All Senses Go
Soothing music and low lights aren't just aesthetic finishing touches at spas and resorts. <a href="http://www.niam.com/index.php?option=com_content&view=article&id=18&Itemid=22" target="_hplink">Ayurvedic medicine</a> has incorporated color, rhythm and certain scents into spa treatments for thousands of years. In 2012, SpaFinder.com predicts more spas will pick up on these ancient practices and give them a modern spin in saunas, steam baths, tubs, massage tables and even lounge chairs, like the one picture here.
Although treatments like acupuncture and massage are increasingly more commonplace in traditional medical practices, there isn't always a large <a href="http://www.huffingtonpost.com/2011/11/21/acupuncture-safe-children_n_1102024.html" target="_hplink">body of evidence</a> backing up what are often considered "alternative" treatments.
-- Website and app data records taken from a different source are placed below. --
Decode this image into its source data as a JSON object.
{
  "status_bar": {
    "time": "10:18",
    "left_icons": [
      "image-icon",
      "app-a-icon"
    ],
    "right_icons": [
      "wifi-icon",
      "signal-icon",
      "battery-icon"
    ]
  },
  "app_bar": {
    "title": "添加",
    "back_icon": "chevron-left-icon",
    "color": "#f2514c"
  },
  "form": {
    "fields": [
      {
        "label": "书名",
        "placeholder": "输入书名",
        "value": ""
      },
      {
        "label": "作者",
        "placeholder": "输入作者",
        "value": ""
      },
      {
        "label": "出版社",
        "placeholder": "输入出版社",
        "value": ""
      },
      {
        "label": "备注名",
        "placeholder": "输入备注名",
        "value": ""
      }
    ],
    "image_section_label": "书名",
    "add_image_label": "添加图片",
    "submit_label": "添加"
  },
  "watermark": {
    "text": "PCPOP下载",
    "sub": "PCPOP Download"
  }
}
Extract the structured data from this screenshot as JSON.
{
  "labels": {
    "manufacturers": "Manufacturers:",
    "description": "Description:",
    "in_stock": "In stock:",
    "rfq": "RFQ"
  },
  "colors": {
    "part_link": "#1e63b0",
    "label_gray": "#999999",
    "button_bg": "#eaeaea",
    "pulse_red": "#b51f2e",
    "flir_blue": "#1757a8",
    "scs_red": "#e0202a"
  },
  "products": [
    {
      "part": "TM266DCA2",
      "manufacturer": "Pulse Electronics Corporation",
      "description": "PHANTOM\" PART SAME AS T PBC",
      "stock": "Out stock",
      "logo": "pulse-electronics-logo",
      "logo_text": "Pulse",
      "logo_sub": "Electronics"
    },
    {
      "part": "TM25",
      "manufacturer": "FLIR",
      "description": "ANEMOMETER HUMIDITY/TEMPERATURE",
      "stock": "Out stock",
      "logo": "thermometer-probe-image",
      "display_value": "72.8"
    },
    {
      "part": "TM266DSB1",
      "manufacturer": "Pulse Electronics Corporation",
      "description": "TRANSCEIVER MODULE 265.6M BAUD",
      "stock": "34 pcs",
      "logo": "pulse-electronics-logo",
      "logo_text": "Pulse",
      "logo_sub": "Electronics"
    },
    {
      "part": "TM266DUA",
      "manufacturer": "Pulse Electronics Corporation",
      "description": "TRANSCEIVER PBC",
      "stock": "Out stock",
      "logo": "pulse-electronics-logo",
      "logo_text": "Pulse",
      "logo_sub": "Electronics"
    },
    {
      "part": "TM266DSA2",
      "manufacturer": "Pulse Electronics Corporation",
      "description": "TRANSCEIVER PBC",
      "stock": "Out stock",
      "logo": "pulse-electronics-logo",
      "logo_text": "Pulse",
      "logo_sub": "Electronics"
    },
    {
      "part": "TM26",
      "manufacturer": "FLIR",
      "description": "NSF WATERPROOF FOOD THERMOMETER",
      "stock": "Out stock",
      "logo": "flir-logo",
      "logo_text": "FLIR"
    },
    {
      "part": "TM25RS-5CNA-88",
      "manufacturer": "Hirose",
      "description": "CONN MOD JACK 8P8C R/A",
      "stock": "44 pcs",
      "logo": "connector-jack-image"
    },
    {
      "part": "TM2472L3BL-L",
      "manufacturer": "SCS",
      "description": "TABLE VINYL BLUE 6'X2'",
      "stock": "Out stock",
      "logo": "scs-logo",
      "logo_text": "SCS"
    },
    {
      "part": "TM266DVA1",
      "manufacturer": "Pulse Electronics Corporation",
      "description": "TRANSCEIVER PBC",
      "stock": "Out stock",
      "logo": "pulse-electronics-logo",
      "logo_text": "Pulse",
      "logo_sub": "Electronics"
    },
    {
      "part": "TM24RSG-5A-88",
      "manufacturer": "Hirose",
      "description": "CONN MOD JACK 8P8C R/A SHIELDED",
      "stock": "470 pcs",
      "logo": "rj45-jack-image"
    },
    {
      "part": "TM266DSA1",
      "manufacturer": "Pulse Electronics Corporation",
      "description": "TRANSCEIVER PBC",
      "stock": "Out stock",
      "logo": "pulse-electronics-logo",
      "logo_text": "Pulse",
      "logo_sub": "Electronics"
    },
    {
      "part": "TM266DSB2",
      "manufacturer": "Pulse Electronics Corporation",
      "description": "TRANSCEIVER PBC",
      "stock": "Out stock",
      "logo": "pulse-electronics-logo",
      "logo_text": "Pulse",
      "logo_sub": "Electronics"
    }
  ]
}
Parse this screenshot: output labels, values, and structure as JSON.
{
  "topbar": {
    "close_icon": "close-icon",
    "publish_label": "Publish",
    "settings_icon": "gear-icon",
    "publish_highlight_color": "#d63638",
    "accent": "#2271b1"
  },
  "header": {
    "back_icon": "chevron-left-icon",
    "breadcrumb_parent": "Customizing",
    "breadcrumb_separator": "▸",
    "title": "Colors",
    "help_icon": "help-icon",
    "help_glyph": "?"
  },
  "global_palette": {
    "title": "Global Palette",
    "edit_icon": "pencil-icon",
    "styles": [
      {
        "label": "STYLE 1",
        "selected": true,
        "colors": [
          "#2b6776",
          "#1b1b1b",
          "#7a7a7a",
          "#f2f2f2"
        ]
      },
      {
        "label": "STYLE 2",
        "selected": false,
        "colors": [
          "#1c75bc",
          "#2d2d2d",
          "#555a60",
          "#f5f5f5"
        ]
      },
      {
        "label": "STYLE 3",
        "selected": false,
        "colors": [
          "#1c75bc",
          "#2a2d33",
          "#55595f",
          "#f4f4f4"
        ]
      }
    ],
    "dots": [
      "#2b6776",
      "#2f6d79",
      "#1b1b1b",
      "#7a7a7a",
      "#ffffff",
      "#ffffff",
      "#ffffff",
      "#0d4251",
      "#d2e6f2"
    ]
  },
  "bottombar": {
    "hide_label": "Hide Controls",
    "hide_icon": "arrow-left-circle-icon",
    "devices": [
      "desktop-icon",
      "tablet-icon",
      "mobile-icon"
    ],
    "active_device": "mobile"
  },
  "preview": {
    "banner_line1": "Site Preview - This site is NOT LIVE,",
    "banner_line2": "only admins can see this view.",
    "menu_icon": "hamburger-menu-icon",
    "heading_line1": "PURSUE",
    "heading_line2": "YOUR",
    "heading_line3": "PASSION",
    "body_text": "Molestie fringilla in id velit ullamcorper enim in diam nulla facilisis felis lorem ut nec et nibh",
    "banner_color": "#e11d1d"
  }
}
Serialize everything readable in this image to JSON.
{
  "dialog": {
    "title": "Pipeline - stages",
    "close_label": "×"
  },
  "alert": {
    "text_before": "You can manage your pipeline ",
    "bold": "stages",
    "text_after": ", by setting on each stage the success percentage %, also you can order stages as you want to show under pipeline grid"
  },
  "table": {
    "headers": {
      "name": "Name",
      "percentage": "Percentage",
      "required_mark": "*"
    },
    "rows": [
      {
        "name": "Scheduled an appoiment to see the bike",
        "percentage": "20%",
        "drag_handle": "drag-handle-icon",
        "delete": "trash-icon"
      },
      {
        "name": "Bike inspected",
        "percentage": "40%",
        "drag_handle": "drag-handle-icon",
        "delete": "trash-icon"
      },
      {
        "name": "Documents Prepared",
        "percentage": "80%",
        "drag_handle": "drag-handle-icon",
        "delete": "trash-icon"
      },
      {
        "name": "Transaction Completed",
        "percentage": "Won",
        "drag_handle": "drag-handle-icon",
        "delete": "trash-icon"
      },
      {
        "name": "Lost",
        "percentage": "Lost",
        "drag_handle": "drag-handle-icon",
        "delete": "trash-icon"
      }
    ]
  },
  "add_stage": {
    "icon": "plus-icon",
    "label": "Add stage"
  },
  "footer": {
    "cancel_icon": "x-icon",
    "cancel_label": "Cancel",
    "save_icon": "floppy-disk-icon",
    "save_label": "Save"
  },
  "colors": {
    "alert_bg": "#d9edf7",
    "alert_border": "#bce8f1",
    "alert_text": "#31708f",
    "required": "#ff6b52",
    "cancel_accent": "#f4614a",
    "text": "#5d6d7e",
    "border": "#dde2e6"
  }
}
But many people -- spa-goers or not -- are examining things like reflexology and aromatherapy under a narrower lens, according to SpaFinder.com, which is why sites like <a href="http://www.spaevidence.com/spaevidence" target="_hplink">SpaEvidence.com</a> will become more heavily relied upon in 2012. There you'll find a one-stop hub for the science behind various treatments, information that will be used by both traditional medical professionals to add services to their practices and by spas and resorts to lend credibility to their offerings, SpaFinder.com predicts.